When recreational sales first went online in January 2020, the Chicago Sun-Times reported an eighth in Illinois at retail could cost as much as $62, making it the most expensive in the nation at the time. While the highest-price crown has now been passed to Washington D.C., prices in Illinois still remain the highest among adult use states, with Illinois prices for an ounce costing as much as $354, behind only Virginia and Maryland among adult use states.

State Rep. LaShawn Ford, a leader on state cannabis legislation, puts blame on Illinois’ numerous taxes – ranging from retail sales tax to a tax on potency. Yet, while he acknowledges the prices can be a burden to the consumer, he believes the revenue provides an overall net positive to state residents.

“Everyone wants a piece of the pie,” Ford said. “The taxes put into it go directly to helping benefit and reinvest in communities hurt by the War on Drugs. It’s a great opportunity for the state.”

While Ford does not advocate capping prices, he does believe legislators can still alleviate the burden by reducing tax burdens on consumers, in a similar way the state has done responding to higher gas prices.

Cole Preston, host of Chillinois Podcast, believes more growers and licensees may help bring down the cost burden on consumers. Currently, Illinois has the lowest number of cannabis business licenses per capita of any legal state.

Both Ford and Preston acknowledge the prices could encourage consumers to purchase elsewhere, which could hinder growth and revenue for the state’s legal industry.

“Consumers are stuck between a rock and hard place,” Preston says. “With a limited amount of cultivation licenses issued/set-to-be issued, we have a limited supply. I believe that we would see prices drop if more cultivation licenses were actively selling products. It should be easier to get a license than it currently is.”

Share:

Trey Arline is Grown In’s Midwest Reporter.
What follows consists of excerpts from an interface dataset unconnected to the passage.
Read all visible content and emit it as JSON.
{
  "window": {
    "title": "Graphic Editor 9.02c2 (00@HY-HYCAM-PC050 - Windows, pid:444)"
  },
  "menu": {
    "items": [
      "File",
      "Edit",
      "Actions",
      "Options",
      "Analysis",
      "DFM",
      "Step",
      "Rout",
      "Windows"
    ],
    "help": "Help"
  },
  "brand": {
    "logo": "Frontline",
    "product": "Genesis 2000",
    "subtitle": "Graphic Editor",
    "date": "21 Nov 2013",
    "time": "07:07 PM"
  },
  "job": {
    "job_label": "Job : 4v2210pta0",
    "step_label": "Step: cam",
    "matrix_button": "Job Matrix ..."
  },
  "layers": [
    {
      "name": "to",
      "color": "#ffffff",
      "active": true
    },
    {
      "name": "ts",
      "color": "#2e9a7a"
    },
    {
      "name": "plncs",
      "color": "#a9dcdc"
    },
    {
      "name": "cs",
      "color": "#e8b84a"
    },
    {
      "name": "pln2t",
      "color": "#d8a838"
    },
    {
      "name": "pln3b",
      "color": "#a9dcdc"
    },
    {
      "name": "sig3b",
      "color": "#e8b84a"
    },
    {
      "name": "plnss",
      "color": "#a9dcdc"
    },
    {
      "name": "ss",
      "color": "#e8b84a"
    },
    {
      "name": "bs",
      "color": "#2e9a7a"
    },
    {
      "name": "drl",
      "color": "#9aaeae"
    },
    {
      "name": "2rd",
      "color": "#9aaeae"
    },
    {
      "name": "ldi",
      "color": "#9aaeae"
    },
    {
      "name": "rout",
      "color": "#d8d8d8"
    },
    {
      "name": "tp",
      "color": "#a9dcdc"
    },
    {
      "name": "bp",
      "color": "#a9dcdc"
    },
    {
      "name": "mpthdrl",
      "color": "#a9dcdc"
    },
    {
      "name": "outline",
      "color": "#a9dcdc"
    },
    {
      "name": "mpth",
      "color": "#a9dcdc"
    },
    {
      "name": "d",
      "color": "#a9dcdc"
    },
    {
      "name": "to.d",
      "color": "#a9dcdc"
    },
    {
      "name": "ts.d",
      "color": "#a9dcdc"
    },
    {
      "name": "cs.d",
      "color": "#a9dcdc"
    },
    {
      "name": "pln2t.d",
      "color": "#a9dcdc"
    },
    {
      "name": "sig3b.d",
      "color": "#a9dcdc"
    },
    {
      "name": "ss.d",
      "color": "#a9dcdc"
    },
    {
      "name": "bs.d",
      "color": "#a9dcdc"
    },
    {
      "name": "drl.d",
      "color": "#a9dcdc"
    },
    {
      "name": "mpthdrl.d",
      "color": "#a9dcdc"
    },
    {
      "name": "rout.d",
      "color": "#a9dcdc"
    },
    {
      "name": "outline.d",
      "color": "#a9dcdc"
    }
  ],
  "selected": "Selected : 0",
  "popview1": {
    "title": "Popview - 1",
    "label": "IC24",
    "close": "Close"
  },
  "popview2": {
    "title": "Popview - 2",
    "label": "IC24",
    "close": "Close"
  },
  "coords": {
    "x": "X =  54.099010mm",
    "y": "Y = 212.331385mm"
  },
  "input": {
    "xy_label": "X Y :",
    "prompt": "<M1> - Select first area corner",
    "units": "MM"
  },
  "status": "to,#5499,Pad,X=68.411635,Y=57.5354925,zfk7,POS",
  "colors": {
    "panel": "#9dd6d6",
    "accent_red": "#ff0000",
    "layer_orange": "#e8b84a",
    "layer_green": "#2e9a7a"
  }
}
He was most recently with the Daily Herald, but has also reported for Vegas PBS, The Nevada Independent, and the Associated Press.